Date on Master's Thesis/Doctoral Dissertation


Document Type

Master's Thesis

Degree Name

Ph. D.


Electrical and Computer Engineering

Committee Chair

Farag, Aly A.

Author's Keywords

Shape from shading; Computer vision; Model-based; Shape


Computer vision; Pattern recognition systems; Human face recognition (Computer science)
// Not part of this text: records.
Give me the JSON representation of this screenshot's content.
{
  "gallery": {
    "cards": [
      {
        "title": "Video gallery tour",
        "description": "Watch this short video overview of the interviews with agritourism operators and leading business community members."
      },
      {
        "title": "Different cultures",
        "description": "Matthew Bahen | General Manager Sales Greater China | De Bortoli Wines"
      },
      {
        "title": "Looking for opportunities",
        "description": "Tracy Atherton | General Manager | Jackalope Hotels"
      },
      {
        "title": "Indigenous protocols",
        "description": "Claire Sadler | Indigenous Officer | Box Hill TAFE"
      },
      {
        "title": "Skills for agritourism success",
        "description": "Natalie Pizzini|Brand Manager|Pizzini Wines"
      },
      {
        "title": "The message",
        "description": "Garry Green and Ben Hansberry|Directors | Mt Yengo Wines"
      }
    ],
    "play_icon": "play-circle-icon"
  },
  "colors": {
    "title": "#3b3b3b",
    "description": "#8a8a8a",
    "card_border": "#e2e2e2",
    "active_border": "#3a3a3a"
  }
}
Humans have the uncanny ability to perceive the world in three dimensions (3D), otherwise known as depth perception. The amazing thing about this ability to determine distances is that it depends only on a simple two-dimensional (2D) image in the retina. It is an interesting problem to explain and mimic this phenomenon of getting a three-dimensional perception of a scene from a flat 2D image of the retina. The main objective of this dissertation is the computational aspect of this human ability to reconstruct the world in 3D using only 2D images from the retina. Specifically, the goal of this work is to recover 3D facial shape information from a single image of unknown pose and illumination. Prior shape and texture models from real data, which are metric in nature, are incorporated into the 3D shape recovery framework. The output recovered shape, likewise, is metric, unlike previous shape-from-shading (SFS) approaches that only provide relative shape. This work starts first with the simpler case of general illumination and fixed frontal pose. Three optimization approaches were developed to solve this 3D shape recovery problem, starting from a brute-force iterative approach to a computationally efficient regression method (Method II-PCR), where the classical shape-from-shading equation is cast as a regression framework. Results show that the output of the regression-like approach is faster in timing and similar in error metrics when compared to its iterative counterpart. The best of the three algorithms above, Method II-PCR, is compared to its two predecessors, namely: (a) Castelan et al. [1] and (b) Ahmed et al. [2]. Experimental results show that the proposed method (Method II-PCR) is superior in all aspects compared to the previous state-of-the-art. Robust statistics was also incorporated into the shape recovery framework to deal with noise and occlusion. Using multiple-view geometry concepts [3], the fixed frontal pose was relaxed to arbitrary pose. The best of the three algorithms above, Method II-PCR, once again is used as the primary 3D shape recovery method. Results show that the pose-invariant 3D shape recovery version (for input with pose) has similar error values compared to the frontal-pose version (for input with frontal pose), for input images of the same subject. Sensitivity experiments indicate that the proposed method is, indeed, invariant to pose, at least for the pan angle range of (-50° to 50°). The next major part of this work is the development of 3D facial shape recovery methods, given only the input 2D shape information, instead of both texture and 2D shape. The simpler case of output 3D sparse shapes was dealt with, initially. The proposed method, which also use a regression-based optimization approach, was compared with state-of-the art algorithms, showing decent performance. There were five conclusions that drawn from the sparse experiments, namely, the proposed approach: (a) is competitive due to its linear and non-iterative nature, (b) does not need explicit training, as opposed to [4], (c) has comparable results to [4], at a shorter computational time, (d) better in all aspects than Zhang and Samaras [5], and (e) has the limitation, together with [4] and [5], in terms of the need to manually annotate the input 2D feature points. The proposed method was then extended to output 3D dense shapes simply by replacing the sparse model with its dense equivalent, in the regression framework inside the 3D face recovery approach. The numerical values of the mean height and surface orientation error indicate that even if shading information is unavailable, a decent 3D dense reconstruction is still possible.